Before the written word in human history, there was storytelling; narratives that were used to pass on events, provide a means of entertainment, education, cultural preservation, and instilling moral values. In his book “Teacher Man,” Pulitzer Prize-winner, Frank McCourt reflects on his 30 years as a teacher in New York City high schools. He used a variety of techniques in his English and creative writing classes, but one that seemed to surface again and again was the power of a compelling story to capture attention and encourage learning. This prized method of instruction was used by the greatest teacher of all – the Lord Jesus Christ. The scholarly religious leader, Nicodemus said to Jesus, “We know that You are a teacher come from God.” (John 3:2) Yet when Jesus addressed the crowds that followed Him, He didn’t use notes or recite memorized lines of the great truths of the Law. Rather, He spoke in very basic terms, using the story to carry and communicate the greatest and simplest truths as if all of humanity were sitting together around the earthly campfire waiting for the eternal dawn.
“For our light and momentary troubles are achieving for us an eternal glory that far outweighs them all. So we fix our eyes not on what is seen, but on what is unseen, since what is seen is temporary, but what is unseen is eternal.” (2 Corinthians 4:17,18)
Once in a land not too far way, but not very close, either, was a wise king who loved his people very much. He knew their struggles and he remained intent on not just protecting them from the dangers of the world but also on instructing them concerning the mystery of life as he saw it. He noticed how preoccupied they become, working about many things, losing peace and perspective which in turn fueled resentments, animosities and growing general unrest. On day he announced a contest. “My people! I give you an adventure of deep meaning and great consequence. I will honor generously the one person in the kingdom who finds and brings to me the only item among us that, ‘can make a sad man happy and a happy man sad.’ I will give you three months to search after which time, we will all gather to witness the most magnificent discovery!”
The entire populace began to search, young and old, craftsmen and artists, mothers and teachers, from those considered most wise to the ones who thought as most clever. All searched. Many thought it must be buried somewhere. Some believed it must be a kind of fruit or plant. Few wondered if such a thing could even exist. Then the day finally came and all gathered as their king had promised. But first, there was a huge banquet where all at their fill. There was music and dancing, and much laughter. People began to share their experiences of their search for this mysterious prize. One-by-one, people came forward with their best efforts but none proved to be suitable or successful. And when all thought it could not be found, the jeweler of the kingdom, an elderly man who had seen his share of both beautiful moments and tragedy throughout his long life, slowly made his way to the kind in front for all to see; he held a ring in his hand. The old man approached the king and whispered something in his ear. The king listened intently while the people remained stone silent and staring.
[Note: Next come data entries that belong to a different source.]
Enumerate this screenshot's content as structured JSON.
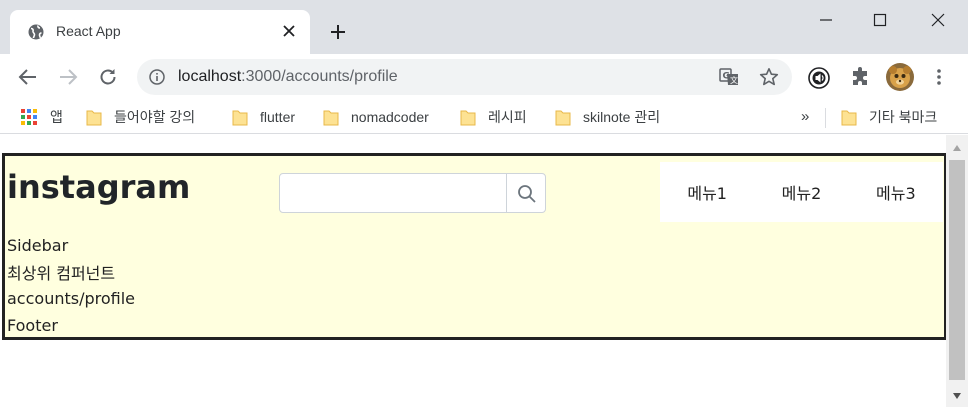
{
  "browser": {
    "tab_title": "React App",
    "url_host": "localhost",
    "url_rest": ":3000/accounts/profile"
  },
  "bookmarks": {
    "items": [
      {
        "label": "앱"
      },
      {
        "label": "들어야할 강의"
      },
      {
        "label": "flutter"
      },
      {
        "label": "nomadcoder"
      },
      {
        "label": "레시피"
      },
      {
        "label": "skilnote 관리"
      }
    ],
    "overflow": "»",
    "other": "기타 북마크"
  },
  "page": {
    "logo": "instagram",
    "search": {
      "value": "",
      "placeholder": ""
    },
    "menu": [
      "메뉴1",
      "메뉴2",
      "메뉴3"
    ],
    "sidebar": "Sidebar",
    "top_component": "최상위 컴퍼넌트",
    "route": "accounts/profile",
    "footer": "Footer"
  },
  "colors": {
    "app_background": "#ffffdf",
    "app_border": "#222222",
    "tabstrip": "#dee1e6",
    "omnibox": "#f1f3f4"
  }
}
The king took the ring from the jeweler, read the inscription within it, embraced the wise old man and then turned to the kingdom and shouted, “My people, this day will be marked with celebration for generations to come! Tell your children and your grandchildren, let the story of this day be remembered in every season, with every planting and with each harvest! What can possibly make a sad man happy and a happy man sad?” Then, placing the ring on his finger, he revealed the words that were inscribed upon it, “This Too Shall Pass.” And so it does.Leave a comment